BEGIN Provided information

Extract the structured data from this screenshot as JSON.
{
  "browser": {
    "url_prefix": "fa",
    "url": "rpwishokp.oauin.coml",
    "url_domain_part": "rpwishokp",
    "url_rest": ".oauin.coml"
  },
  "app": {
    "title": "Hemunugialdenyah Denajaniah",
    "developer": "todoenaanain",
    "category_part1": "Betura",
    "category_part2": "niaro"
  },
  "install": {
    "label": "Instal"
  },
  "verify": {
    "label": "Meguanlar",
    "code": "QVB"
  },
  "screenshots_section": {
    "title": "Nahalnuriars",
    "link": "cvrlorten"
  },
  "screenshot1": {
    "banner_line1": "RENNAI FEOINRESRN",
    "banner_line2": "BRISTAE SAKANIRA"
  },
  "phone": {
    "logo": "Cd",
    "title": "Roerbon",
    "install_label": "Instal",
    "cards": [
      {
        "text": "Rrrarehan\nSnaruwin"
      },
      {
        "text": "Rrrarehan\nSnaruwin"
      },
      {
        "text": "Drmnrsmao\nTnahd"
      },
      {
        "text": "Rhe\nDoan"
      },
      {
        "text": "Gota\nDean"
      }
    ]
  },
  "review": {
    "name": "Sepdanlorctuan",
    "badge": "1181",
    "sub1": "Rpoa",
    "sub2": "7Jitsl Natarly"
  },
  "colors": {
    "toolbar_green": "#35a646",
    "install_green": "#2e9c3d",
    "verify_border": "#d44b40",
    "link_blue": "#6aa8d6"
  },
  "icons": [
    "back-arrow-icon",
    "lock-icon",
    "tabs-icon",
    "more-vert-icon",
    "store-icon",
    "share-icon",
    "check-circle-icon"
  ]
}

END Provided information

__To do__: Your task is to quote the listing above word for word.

__Response to the exercise__:
Extract the structured data from this screenshot as JSON.
{
  "browser": {
    "url_prefix": "fa",
    "url": "rpwishokp.oauin.coml",
    "url_domain_part": "rpwishokp",
    "url_rest": ".oauin.coml"
  },
  "app": {
    "title": "Hemunugialdenyah Denajaniah",
    "developer": "todoenaanain",
    "category_part1": "Betura",
    "category_part2": "niaro"
  },
  "install": {
    "label": "Instal"
  },
  "verify": {
    "label": "Meguanlar",
    "code": "QVB"
  },
  "screenshots_section": {
    "title": "Nahalnuriars",
    "link": "cvrlorten"
  },
  "screenshot1": {
    "banner_line1": "RENNAI FEOINRESRN",
    "banner_line2": "BRISTAE SAKANIRA"
  },
  "phone": {
    "logo": "Cd",
    "title": "Roerbon",
    "install_label": "Instal",
    "cards": [
      {
        "text": "Rrrarehan\nSnaruwin"
      },
      {
        "text": "Rrrarehan\nSnaruwin"
      },
      {
        "text": "Drmnrsmao\nTnahd"
      },
      {
        "text": "Rhe\nDoan"
      },
      {
        "text": "Gota\nDean"
      }
    ]
  },
  "review": {
    "name": "Sepdanlorctuan",
    "badge": "1181",
    "sub1": "Rpoa",
    "sub2": "7Jitsl Natarly"
  },
  "colors": {
    "toolbar_green": "#35a646",
    "install_green": "#2e9c3d",
    "verify_border": "#d44b40",
    "link_blue": "#6aa8d6"
  },
  "icons": [
    "back-arrow-icon",
    "lock-icon",
    "tabs-icon",
    "more-vert-icon",
    "store-icon",
    "share-icon",
    "check-circle-icon"
  ]
}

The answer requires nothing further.